By Steve Weinstein
By Bryan Bierman
By Lindsey Rhoades
By Chaz Kangas
By Ben Westhoff and Sarah Purkrabek
By Jena Ardell
By Jesse Sendejas Jr.
By Katherine Turman
Although I encountered many accomplished young musicians, includ-ing some I hated (will Rock Kills Kid rock Kills kids?), execution counts for more with artists who are old enough to have learned howthe longer one devotes oneself to music, the larger music per se looms in one's identity quest. Enter the unheralded local Ambassadeurs du Manding at comfortable little Lava Gina, who rather than providing the pleasant evening I anticipated sent me and my wife home prepared to explore Avenue C forever. Led by veteran guitarist Mamady Kouyate, once a cog in Guinea's Orchestra Bembeya National, the four Africans and four non-Africans delighted a small crowd ranging in age from at most 28 to at least 64 by integrating Senegalese and Congolese concepts of continuous flow. They also outplayed the rest of June not counting Ornette and Sonic Youth. The youngish, non-African trap and conga drummers were slightly tentative. An older non-African got his balafon on. Kouyate outshone every guitarist I've named. And the singers were nonpareil: rich-burred old muezzin baritone and then this glorious young tenor in black 'do-rag, gold chain, and white XL tee. One of his jobs, performed with shameless and efficient grace, was to get the banquettes dancing. Guess where I was sitting.
Lest anyone smell world-music exoticism, I'll add that I walked out on be-dreaded beauty Sara Tavares soon after she told us her rain song would end Cape Verde's endless drought. And despite the fat guy who got a bassy thrum out of a milk can and slapped his feet when he danced, I preferred Brooklyn's Beirut to Hungary's Romano Drom.
HEADLINERS RANKED GOOD-TO-BAD
TAIL ENDS/BEGINNINGS GOOD-TO-BAD
Lif has one of the best left hands in the businessa hand you can imagine caressing a butt cheekand musically I enjoyed him as much as Ornette first half. At Irving Plaza nine days later, Brother Ali had a crowd. "It's a spiritual thing to party together, like going to church," he told this much more sexually integrated gathering, who obediently shouted "Huh!" whenever he said "Shut this motherfucker down." Atmosphere's Slug, masterful after years on the road he reports have eaten up his soul, took up where Ali left off, the audience as electric as !!!'s or the Arctic Monkeys' only more united.

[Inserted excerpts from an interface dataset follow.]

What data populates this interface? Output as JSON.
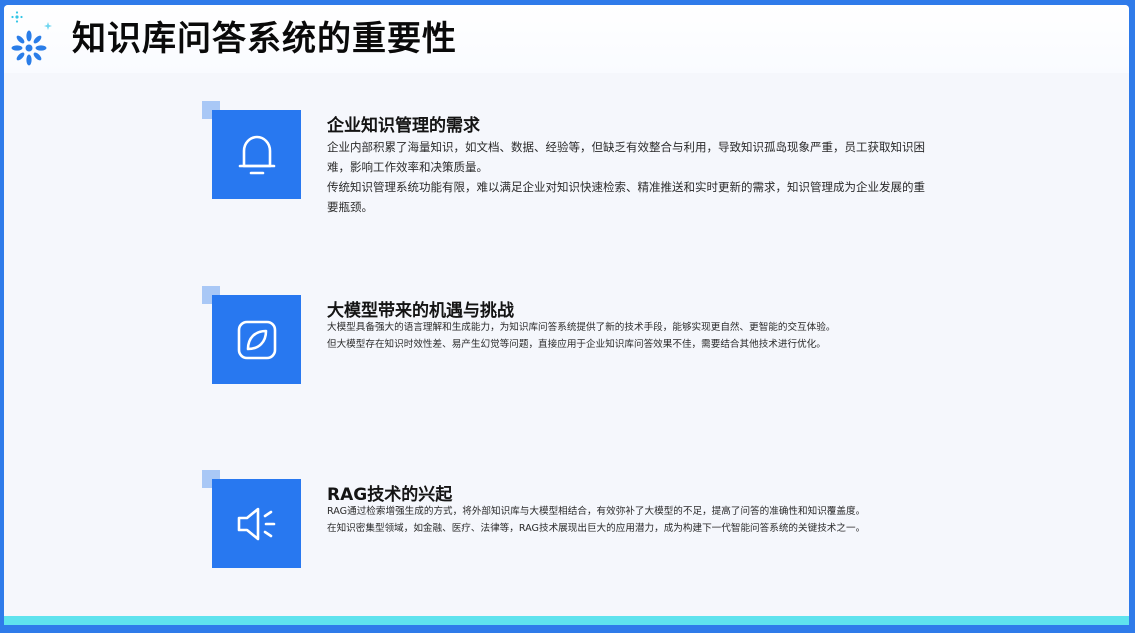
{
  "header": {
    "title": "知识库问答系统的重要性",
    "logo_icon": "sparkle-logo-icon"
  },
  "colors": {
    "accent": "#2878f0",
    "corner": "#a9c8f6",
    "frame": "#2f7bea",
    "bottom_bar": "#5fe3ee"
  },
  "sections": [
    {
      "icon": "bell-icon",
      "heading": "企业知识管理的需求",
      "paragraphs": [
        "企业内部积累了海量知识，如文档、数据、经验等，但缺乏有效整合与利用，导致知识孤岛现象严重，员工获取知识困难，影响工作效率和决策质量。",
        "传统知识管理系统功能有限，难以满足企业对知识快速检索、精准推送和实时更新的需求，知识管理成为企业发展的重要瓶颈。"
      ]
    },
    {
      "icon": "leaf-icon",
      "heading": "大模型带来的机遇与挑战",
      "paragraphs": [
        "大模型具备强大的语言理解和生成能力，为知识库问答系统提供了新的技术手段，能够实现更自然、更智能的交互体验。",
        "但大模型存在知识时效性差、易产生幻觉等问题，直接应用于企业知识库问答效果不佳，需要结合其他技术进行优化。"
      ]
    },
    {
      "icon": "speaker-icon",
      "heading": "RAG技术的兴起",
      "paragraphs": [
        "RAG通过检索增强生成的方式，将外部知识库与大模型相结合，有效弥补了大模型的不足，提高了问答的准确性和知识覆盖度。",
        "在知识密集型领域，如金融、医疗、法律等，RAG技术展现出巨大的应用潜力，成为构建下一代智能问答系统的关键技术之一。"
      ]
    }
  ]
}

But after 40 minutes he brought on a full band for "God Loves Ugly"a righteous move, sure, only quickly the crowd deflated, as if the firepower onstage rendered their energy irrelevant. "Live Music Takes Many Forms" bumper stickers should be issued.
Many many. I attended June 24's Arthur Lee benefit at the Beacon out of respect for the uncrowned black king of psychedelic pop and organizer Steve Weitzman. Old artists yes, oldies artists no-if you crave Nils Lofgren's ebullience or Ian Hunter's acerbity, go back to Grin and Mott the Hoople and issue "Recorded Music Is a Blessing" bumper stickers. Clap Your Hands Say Yeah lead guy Alec Ounsworth was fab on Love's "Andmoreagain" and a Dylany original. Gavin DeGraw was cute. Yo La Tengo unearthed a glorious Lee obscurity as I knew they would: an American Four garage rocker called "Lucy Baines." (Sound familiar? Just add "Johnson.") Hunter made "All the Young Dudes" a sing-along. Lofgren's long, flashy solo sounded new againthe Stylofone effect. And talented asshole Ryan Adams, who refused to work with Weitzman's pickup band, explained his choice of material as follows: "Of course I would have liked to play Love songs, but some of you may know that it's not in my repertoire to, um, oh never mind . . . " Play anything you didn't write, oh poet of a zillion songs? Asshole.